(AVAILABLE RECORDS begins)
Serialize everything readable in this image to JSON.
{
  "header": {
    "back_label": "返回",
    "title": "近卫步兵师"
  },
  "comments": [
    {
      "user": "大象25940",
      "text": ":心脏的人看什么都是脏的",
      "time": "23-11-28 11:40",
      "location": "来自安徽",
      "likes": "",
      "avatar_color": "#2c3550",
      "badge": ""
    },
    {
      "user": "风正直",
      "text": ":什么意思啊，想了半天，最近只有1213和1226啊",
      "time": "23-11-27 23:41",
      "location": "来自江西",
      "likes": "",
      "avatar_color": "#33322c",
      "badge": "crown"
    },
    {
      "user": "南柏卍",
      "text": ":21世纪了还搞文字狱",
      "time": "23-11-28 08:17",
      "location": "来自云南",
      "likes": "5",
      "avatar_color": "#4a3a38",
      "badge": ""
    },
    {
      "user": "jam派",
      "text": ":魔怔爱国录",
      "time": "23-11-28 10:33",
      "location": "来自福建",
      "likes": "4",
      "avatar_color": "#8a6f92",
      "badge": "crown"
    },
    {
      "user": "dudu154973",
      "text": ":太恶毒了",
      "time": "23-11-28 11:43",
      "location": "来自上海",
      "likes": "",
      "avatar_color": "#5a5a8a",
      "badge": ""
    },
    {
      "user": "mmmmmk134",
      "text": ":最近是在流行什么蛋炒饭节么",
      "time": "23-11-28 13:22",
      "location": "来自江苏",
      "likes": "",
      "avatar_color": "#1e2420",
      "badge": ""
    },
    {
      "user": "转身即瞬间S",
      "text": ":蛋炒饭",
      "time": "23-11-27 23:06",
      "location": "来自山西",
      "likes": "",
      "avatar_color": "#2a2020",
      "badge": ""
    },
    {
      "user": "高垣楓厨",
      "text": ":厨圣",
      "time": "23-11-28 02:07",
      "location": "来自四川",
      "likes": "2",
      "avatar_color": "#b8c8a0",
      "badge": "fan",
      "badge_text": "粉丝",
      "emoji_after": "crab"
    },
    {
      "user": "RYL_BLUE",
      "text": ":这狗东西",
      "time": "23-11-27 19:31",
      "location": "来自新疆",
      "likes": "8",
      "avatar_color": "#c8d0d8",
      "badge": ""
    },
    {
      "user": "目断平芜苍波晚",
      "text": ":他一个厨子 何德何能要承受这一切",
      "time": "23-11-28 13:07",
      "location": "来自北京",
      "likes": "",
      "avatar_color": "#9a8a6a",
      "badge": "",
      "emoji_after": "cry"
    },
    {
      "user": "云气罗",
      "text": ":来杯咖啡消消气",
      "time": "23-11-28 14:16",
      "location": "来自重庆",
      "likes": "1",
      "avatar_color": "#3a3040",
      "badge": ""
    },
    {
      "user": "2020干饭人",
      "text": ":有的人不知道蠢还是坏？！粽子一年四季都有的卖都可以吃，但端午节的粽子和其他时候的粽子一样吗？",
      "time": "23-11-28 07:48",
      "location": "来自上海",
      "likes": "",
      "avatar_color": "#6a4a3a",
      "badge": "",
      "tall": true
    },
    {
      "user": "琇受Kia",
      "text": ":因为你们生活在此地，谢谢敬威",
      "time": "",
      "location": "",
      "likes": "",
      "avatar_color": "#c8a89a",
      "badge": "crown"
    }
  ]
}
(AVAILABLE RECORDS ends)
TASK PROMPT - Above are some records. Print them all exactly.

ANSWER SPACE -
Serialize everything readable in this image to JSON.
{
  "header": {
    "back_label": "返回",
    "title": "近卫步兵师"
  },
  "comments": [
    {
      "user": "大象25940",
      "text": ":心脏的人看什么都是脏的",
      "time": "23-11-28 11:40",
      "location": "来自安徽",
      "likes": "",
      "avatar_color": "#2c3550",
      "badge": ""
    },
    {
      "user": "风正直",
      "text": ":什么意思啊，想了半天，最近只有1213和1226啊",
      "time": "23-11-27 23:41",
      "location": "来自江西",
      "likes": "",
      "avatar_color": "#33322c",
      "badge": "crown"
    },
    {
      "user": "南柏卍",
      "text": ":21世纪了还搞文字狱",
      "time": "23-11-28 08:17",
      "location": "来自云南",
      "likes": "5",
      "avatar_color": "#4a3a38",
      "badge": ""
    },
    {
      "user": "jam派",
      "text": ":魔怔爱国录",
      "time": "23-11-28 10:33",
      "location": "来自福建",
      "likes": "4",
      "avatar_color": "#8a6f92",
      "badge": "crown"
    },
    {
      "user": "dudu154973",
      "text": ":太恶毒了",
      "time": "23-11-28 11:43",
      "location": "来自上海",
      "likes": "",
      "avatar_color": "#5a5a8a",
      "badge": ""
    },
    {
      "user": "mmmmmk134",
      "text": ":最近是在流行什么蛋炒饭节么",
      "time": "23-11-28 13:22",
      "location": "来自江苏",
      "likes": "",
      "avatar_color": "#1e2420",
      "badge": ""
    },
    {
      "user": "转身即瞬间S",
      "text": ":蛋炒饭",
      "time": "23-11-27 23:06",
      "location": "来自山西",
      "likes": "",
      "avatar_color": "#2a2020",
      "badge": ""
    },
    {
      "user": "高垣楓厨",
      "text": ":厨圣",
      "time": "23-11-28 02:07",
      "location": "来自四川",
      "likes": "2",
      "avatar_color": "#b8c8a0",
      "badge": "fan",
      "badge_text": "粉丝",
      "emoji_after": "crab"
    },
    {
      "user": "RYL_BLUE",
      "text": ":这狗东西",
      "time": "23-11-27 19:31",
      "location": "来自新疆",
      "likes": "8",
      "avatar_color": "#c8d0d8",
      "badge": ""
    },
    {
      "user": "目断平芜苍波晚",
      "text": ":他一个厨子 何德何能要承受这一切",
      "time": "23-11-28 13:07",
      "location": "来自北京",
      "likes": "",
      "avatar_color": "#9a8a6a",
      "badge": "",
      "emoji_after": "cry"
    },
    {
      "user": "云气罗",
      "text": ":来杯咖啡消消气",
      "time": "23-11-28 14:16",
      "location": "来自重庆",
      "likes": "1",
      "avatar_color": "#3a3040",
      "badge": ""
    },
    {
      "user": "2020干饭人",
      "text": ":有的人不知道蠢还是坏？！粽子一年四季都有的卖都可以吃，但端午节的粽子和其他时候的粽子一样吗？",
      "time": "23-11-28 07:48",
      "location": "来自上海",
      "likes": "",
      "avatar_color": "#6a4a3a",
      "badge": "",
      "tall": true
    },
    {
      "user": "琇受Kia",
      "text": ":因为你们生活在此地，谢谢敬威",
      "time": "",
      "location": "",
      "likes": "",
      "avatar_color": "#c8a89a",
      "badge": "crown"
    }
  ]
}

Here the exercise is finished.